I wondered how I was going to expose my daughter to la cultura without the full-on immersion she’d get in Miami, where I grew up, and where her grandparents live. I wondered if she would think being Latino in Tennessee meant only that you could order your quesadilla in Spanish? I panicked that Dora the Explorer was her only little Latin friend.

I went into full-on Culture Commando mode. I sang and read to my daughter in Spanish, I hired a Spanish-speaking nanny, and insisted my parents speak only Spanish to Maria. I even launched a Spanish children’s gift business, Los Pollitos Dicen.

And, once again, I stalked Latinas, looking around at the mall, grocery, park, for yet more families with whom we could connect. We attended cultural fairs and when it came time for preschool, she attended a Spanish-immersion program.

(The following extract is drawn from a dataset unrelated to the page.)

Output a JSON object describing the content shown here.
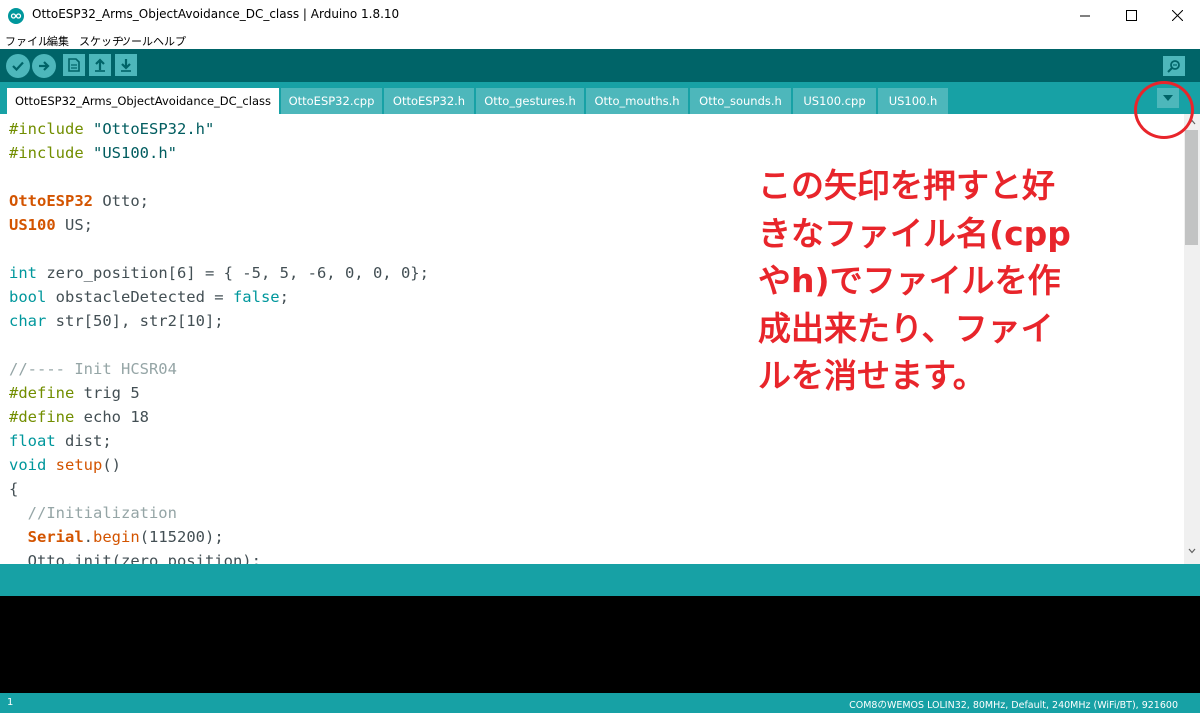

I do not have to tell you how proud I was when my 4-year-old was reading in English and Spanish. But, it hit me a year or so ago to take a chill and not force, or over-think, the culture lessons.

My daughter is a kid with Latino roots growing up in the American South. She is learning to play the mandolin and she can hip sway fabulously during a merengue. She can roll her Rs and she can tell you what a meat and three is. (A meat and three, by the way, is a traditional restaurant where you order your meat of choice and three vegetable side dishes.)

Truth is, it’s not that different from where I started out so many decades ago, taking the best of the two cultures in which I was raised. Difference is, I don’t see her tip-toeing back and forth between her two cultures. She just is what she is.

Me? I don’t tip-toe back and forth that much anymore either. The identity I’ve grown into—thanks in part to Nashville-living and my own daughter’s example—is a melded, bi-cultural one: an American with Latin roots, a glorious combination of cultures, and a person “at home” wherever she is.

Siempre Americana. Siempre Cubana. Even in Tennessee.